At the time, the paper reported that many on Israel’s left appeared to think full recognition by Britain “will advance the prospect of a two-state solution”.
However, since then increasing violence between the two sides and a new president in Washington have seen hopes of a two-state solution recede.
Corbyn has been a long-standing supporter for Palestinian statehood and a vocal critic of Israel's occupation of the West Bank, Gaza and East Jerusalem. He criticised Donald Trump's’ decision to move the US Embassy in Israel to Jerusalem as a “catastrophic mistake” and attacked Western “silence” over Israel’s killing of Palestinian protesters on the Gaza border, even suggesting Britain should stop the sale of arms to the country.
But, “Corbyn's support for the Palestinian cause, as well as his failure to address anti-semitism within the Labour Party, has been roundly condemned by the Jewish community in the UK” says the Jerusalem Post.
With the trip to Jordan, “Corbyn appeared to be attempting to boost his foreign policy credentials” says The Independent.
Over the weekend, the Labour leader toured Zaatari, Jordan’s largest camp for Syrian refugees, and later visited a decades-old camp for Palestinians uprooted during Arab-Israeli wars.

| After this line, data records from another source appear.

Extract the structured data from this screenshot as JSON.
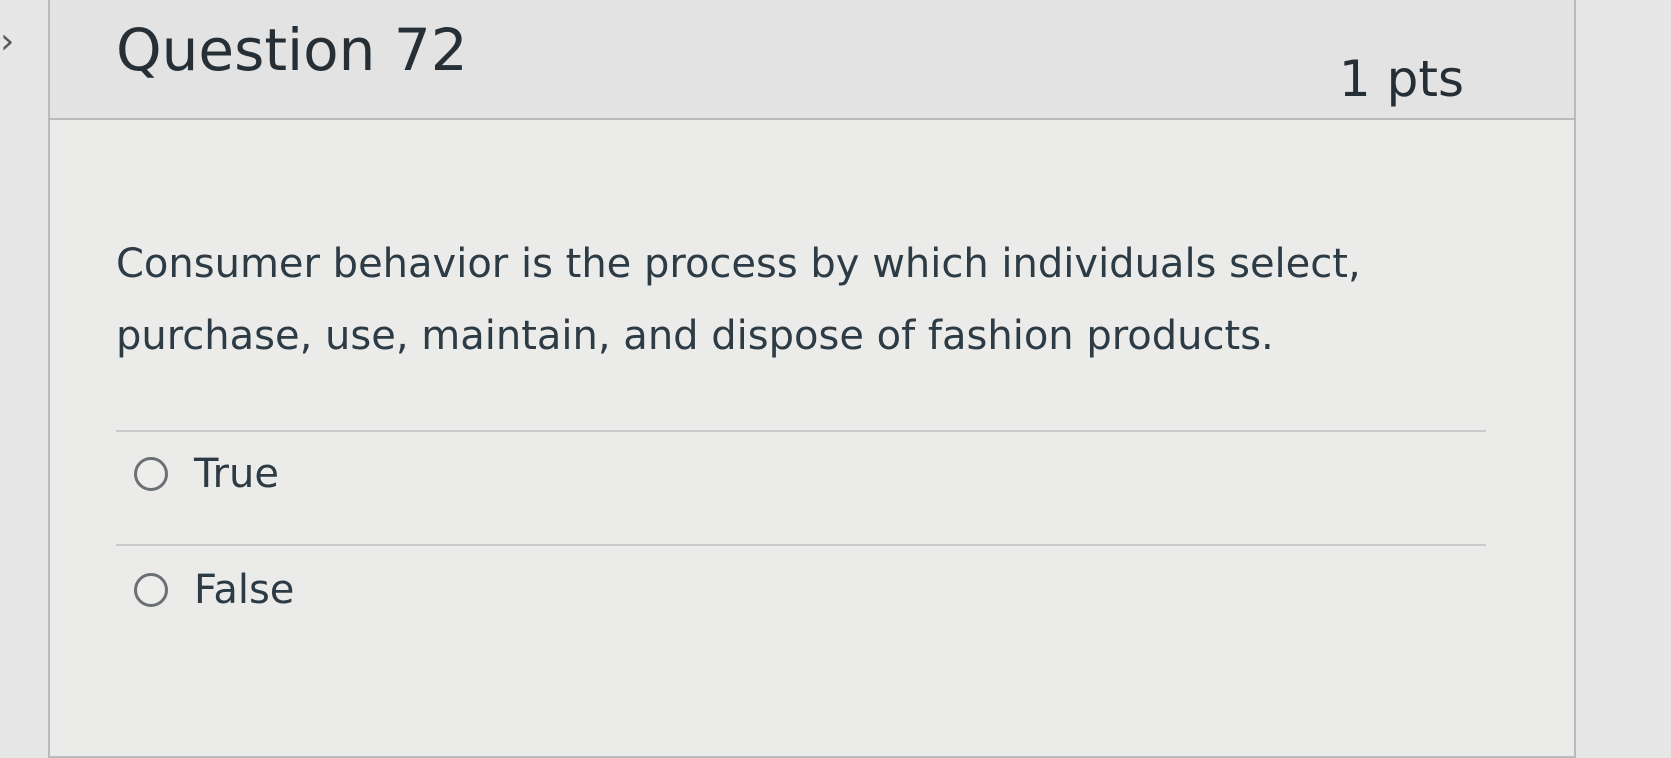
{
  "sidebar": {
    "collapse_icon": "chevron-right-icon"
  },
  "question": {
    "title": "Question 72",
    "points": "1 pts",
    "text": "Consumer behavior is the process by which individuals select, purchase, use, maintain, and dispose of fashion products.",
    "answers": [
      {
        "label": "True",
        "selected": false
      },
      {
        "label": "False",
        "selected": false
      }
    ]
  },
  "colors": {
    "background": "#e6e7e6",
    "header_background": "#e2e3e2",
    "border": "#b8bbbc",
    "text": "#2d3b45"
  }
}
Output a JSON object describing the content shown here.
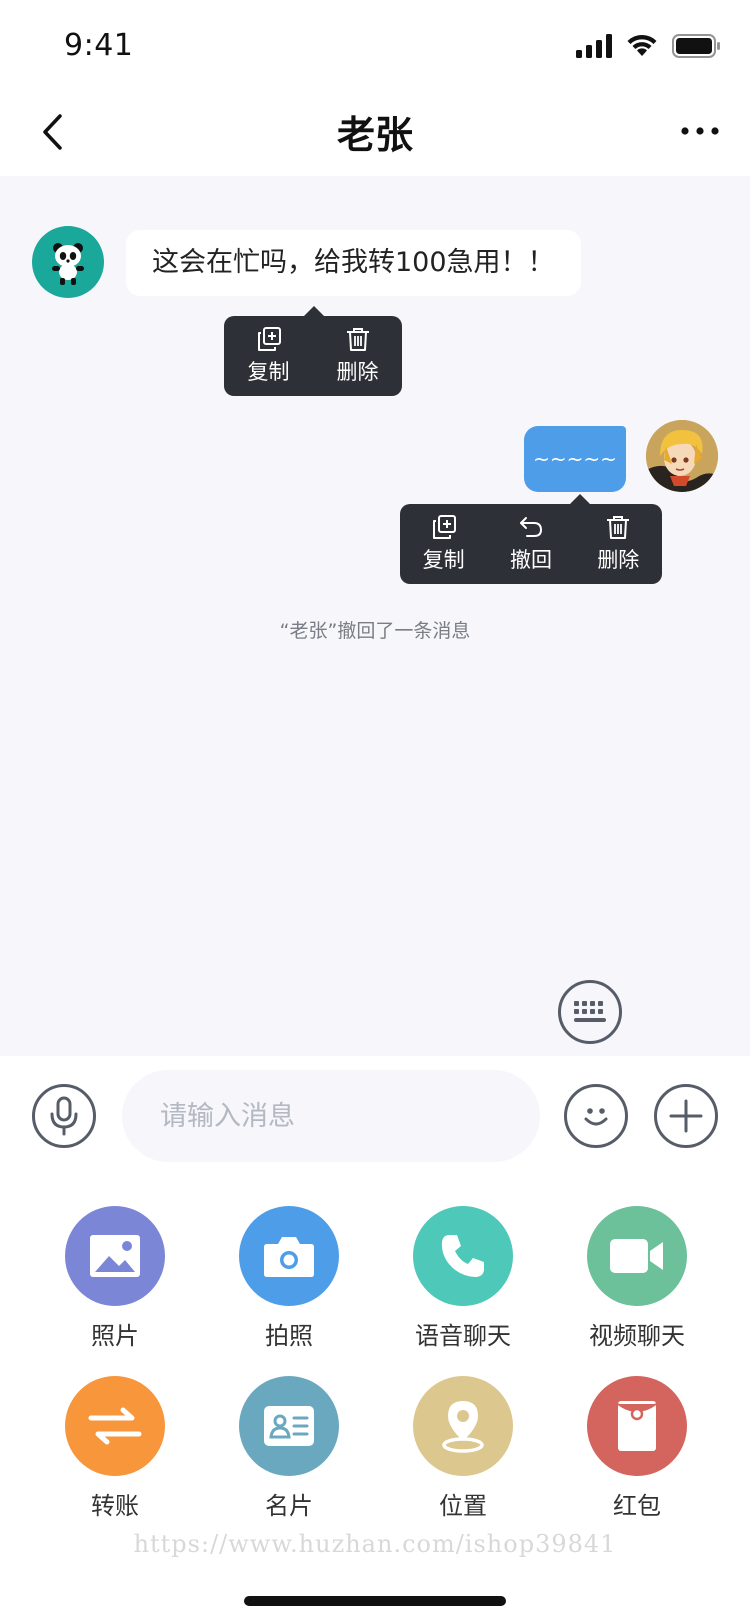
{
  "status_bar": {
    "time": "9:41"
  },
  "header": {
    "title": "老张"
  },
  "messages": {
    "incoming_text": "这会在忙吗，给我转100急用！！",
    "outgoing_text": "~~~~~"
  },
  "popup_incoming": {
    "copy_label": "复制",
    "delete_label": "删除"
  },
  "popup_outgoing": {
    "copy_label": "复制",
    "recall_label": "撤回",
    "delete_label": "删除"
  },
  "system_note": "“老张”撤回了一条消息",
  "input": {
    "placeholder": "请输入消息"
  },
  "tools": [
    {
      "label": "照片",
      "icon": "image-icon",
      "color": "#7b87d6"
    },
    {
      "label": "拍照",
      "icon": "camera-icon",
      "color": "#4e9de8"
    },
    {
      "label": "语音聊天",
      "icon": "phone-icon",
      "color": "#4ec8b8"
    },
    {
      "label": "视频聊天",
      "icon": "video-icon",
      "color": "#6cc09a"
    },
    {
      "label": "转账",
      "icon": "transfer-icon",
      "color": "#f7963a"
    },
    {
      "label": "名片",
      "icon": "contact-card-icon",
      "color": "#6aa8c0"
    },
    {
      "label": "位置",
      "icon": "location-icon",
      "color": "#dcc78e"
    },
    {
      "label": "红包",
      "icon": "red-packet-icon",
      "color": "#d4655e"
    }
  ],
  "watermark": "https://www.huzhan.com/ishop39841"
}
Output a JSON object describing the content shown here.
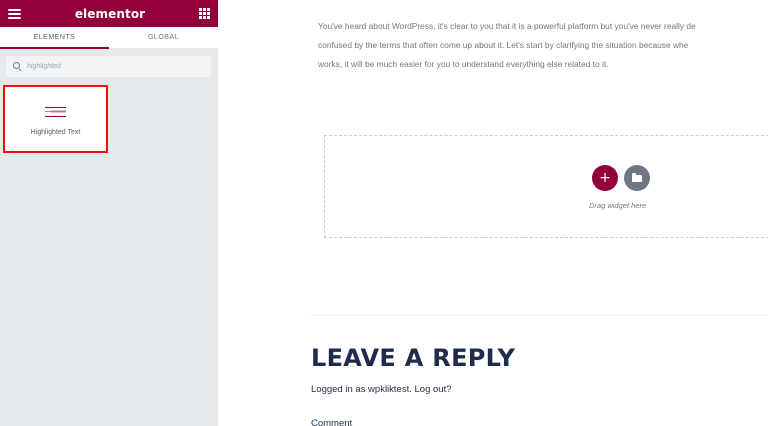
{
  "sidebar": {
    "brand": "elementor",
    "tabs": [
      {
        "label": "ELEMENTS",
        "active": true
      },
      {
        "label": "GLOBAL",
        "active": false
      }
    ],
    "search": {
      "value": "highlighted",
      "placeholder": "Search Widget..."
    },
    "widgets": [
      {
        "label": "Highlighted Text",
        "icon": "highlighted-text-icon",
        "selected": true
      }
    ],
    "collapse_glyph": "‹"
  },
  "main": {
    "intro_lines": [
      "You've heard about WordPress, it's clear to you that it is a powerful platform but you've never really de",
      "confused by the terms that often come up about it. Let's start by clarifying the situation because whe",
      "works, it will be much easier for you to understand everything else related to it."
    ],
    "dropzone": {
      "add_glyph": "+",
      "text": "Drag widget here"
    },
    "reply": {
      "title": "LEAVE A REPLY",
      "logged_in_prefix": "Logged in as wpkliktest.",
      "logout_label": "Log out?",
      "comment_label": "Comment"
    }
  },
  "colors": {
    "brand": "#93003c",
    "highlight_border": "#e3120b",
    "heading": "#1e2b4a",
    "panel_bg": "#e6e9ec"
  }
}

He also attacked the government’s refugee policy, saying Britain could do much more to shelter Syrian refugees, particularly unaccompanied children, arguing that the government’s quota of 20,000 refugees is “very, very small compared to any other European country”.
The timing of his trip was questioned by some, conveniently coming on the two year anniversary of the UK’s vote to leave the EU, which saw up to 100,000 people take to the streets of London to call for a second ‘People’s Vote’ on the final Brexit deal.